━━━ RECORDS FOR THIS TASK ━━━

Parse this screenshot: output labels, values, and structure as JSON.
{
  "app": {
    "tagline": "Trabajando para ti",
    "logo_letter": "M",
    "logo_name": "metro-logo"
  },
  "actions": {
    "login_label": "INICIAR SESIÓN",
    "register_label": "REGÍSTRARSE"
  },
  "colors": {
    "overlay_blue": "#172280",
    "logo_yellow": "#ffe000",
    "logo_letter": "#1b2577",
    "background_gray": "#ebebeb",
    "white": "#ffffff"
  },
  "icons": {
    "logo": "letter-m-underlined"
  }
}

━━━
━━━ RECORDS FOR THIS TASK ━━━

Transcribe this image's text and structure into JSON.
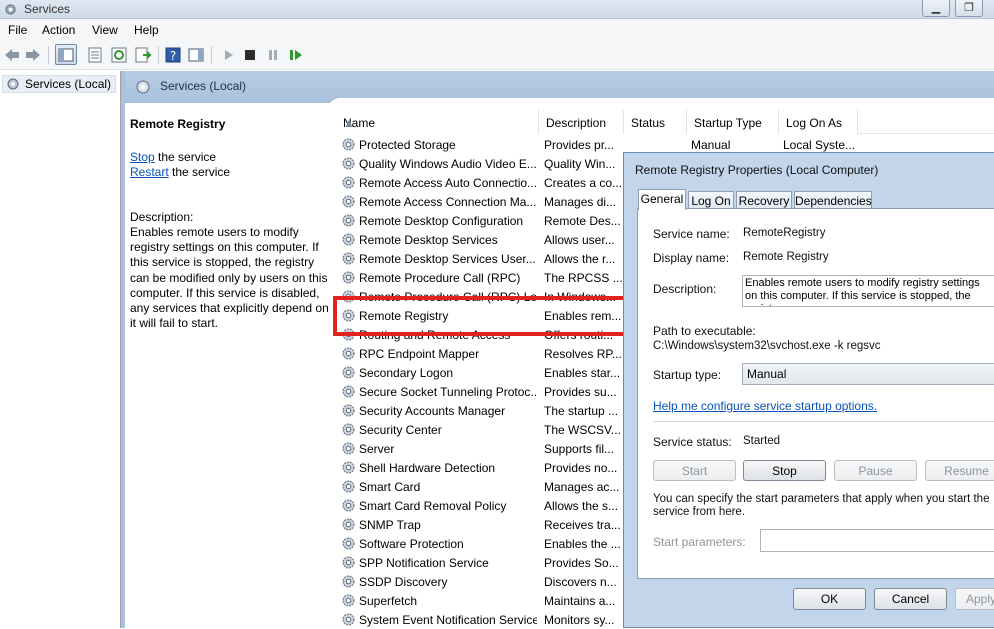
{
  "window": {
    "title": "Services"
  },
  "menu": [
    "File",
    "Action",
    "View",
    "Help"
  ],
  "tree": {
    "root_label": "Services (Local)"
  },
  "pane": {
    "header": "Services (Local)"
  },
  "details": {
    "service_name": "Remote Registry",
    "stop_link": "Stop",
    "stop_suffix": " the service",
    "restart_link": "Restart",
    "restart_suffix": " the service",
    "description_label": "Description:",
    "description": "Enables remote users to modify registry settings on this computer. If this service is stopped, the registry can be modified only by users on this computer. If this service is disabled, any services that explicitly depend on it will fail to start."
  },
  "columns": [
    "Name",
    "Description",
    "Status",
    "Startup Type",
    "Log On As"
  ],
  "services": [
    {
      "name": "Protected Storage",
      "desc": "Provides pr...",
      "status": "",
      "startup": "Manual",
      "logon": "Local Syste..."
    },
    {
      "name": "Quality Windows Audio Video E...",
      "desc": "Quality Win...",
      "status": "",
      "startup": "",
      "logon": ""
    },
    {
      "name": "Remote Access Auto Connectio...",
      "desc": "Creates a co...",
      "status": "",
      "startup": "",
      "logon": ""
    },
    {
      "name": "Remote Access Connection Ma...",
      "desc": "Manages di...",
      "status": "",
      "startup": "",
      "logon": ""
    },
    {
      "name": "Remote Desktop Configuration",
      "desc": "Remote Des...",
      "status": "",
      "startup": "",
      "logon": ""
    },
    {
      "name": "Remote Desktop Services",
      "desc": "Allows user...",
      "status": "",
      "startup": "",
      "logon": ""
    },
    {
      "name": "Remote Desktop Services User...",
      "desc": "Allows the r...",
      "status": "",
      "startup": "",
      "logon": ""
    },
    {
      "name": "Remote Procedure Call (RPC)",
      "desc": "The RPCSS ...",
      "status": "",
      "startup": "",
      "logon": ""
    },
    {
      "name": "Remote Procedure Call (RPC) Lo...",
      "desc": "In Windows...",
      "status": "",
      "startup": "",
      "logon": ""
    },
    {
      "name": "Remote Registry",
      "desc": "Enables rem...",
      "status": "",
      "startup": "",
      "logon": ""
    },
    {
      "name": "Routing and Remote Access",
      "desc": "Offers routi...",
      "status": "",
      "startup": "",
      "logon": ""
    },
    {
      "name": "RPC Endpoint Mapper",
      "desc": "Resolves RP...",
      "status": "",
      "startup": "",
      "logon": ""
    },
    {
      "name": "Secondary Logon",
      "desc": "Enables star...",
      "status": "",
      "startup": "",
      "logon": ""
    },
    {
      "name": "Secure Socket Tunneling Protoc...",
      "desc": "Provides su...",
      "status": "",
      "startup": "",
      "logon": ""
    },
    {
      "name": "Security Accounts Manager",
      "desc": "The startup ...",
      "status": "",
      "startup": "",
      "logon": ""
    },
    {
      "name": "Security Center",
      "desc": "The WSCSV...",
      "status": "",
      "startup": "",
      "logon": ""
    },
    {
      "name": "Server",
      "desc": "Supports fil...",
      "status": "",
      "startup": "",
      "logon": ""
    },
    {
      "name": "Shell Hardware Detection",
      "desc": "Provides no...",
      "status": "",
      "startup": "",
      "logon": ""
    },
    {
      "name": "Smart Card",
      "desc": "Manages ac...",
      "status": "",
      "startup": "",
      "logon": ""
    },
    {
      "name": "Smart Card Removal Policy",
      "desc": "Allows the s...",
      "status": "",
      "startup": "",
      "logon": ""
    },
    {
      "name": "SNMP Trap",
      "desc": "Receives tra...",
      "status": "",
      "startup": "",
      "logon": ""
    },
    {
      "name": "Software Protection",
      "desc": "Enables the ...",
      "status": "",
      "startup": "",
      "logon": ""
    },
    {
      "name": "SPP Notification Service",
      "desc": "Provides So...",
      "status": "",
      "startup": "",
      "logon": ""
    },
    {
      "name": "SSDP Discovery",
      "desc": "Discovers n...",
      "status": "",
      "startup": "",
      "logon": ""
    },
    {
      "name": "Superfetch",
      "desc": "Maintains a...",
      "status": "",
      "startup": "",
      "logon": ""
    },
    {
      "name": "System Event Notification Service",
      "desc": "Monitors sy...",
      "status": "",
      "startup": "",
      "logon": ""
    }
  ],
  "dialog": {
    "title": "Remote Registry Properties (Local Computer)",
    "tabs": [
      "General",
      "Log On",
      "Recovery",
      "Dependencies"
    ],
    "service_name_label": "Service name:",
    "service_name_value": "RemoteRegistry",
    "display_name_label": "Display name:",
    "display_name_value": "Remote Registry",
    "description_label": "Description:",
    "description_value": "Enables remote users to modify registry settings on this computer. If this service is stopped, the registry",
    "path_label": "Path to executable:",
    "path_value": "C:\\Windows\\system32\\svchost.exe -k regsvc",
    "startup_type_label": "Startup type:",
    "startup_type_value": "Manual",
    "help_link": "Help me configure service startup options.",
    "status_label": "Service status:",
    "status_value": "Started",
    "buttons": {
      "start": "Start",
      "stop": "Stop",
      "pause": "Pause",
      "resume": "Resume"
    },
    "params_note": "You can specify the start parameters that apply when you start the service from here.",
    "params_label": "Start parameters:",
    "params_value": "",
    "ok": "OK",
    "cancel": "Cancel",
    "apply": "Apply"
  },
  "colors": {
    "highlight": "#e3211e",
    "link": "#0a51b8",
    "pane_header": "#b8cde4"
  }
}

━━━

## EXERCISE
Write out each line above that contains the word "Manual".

## REPLY TO THE EXERCISE
      "startup": "Manual",
    "startup_type_value": "Manual",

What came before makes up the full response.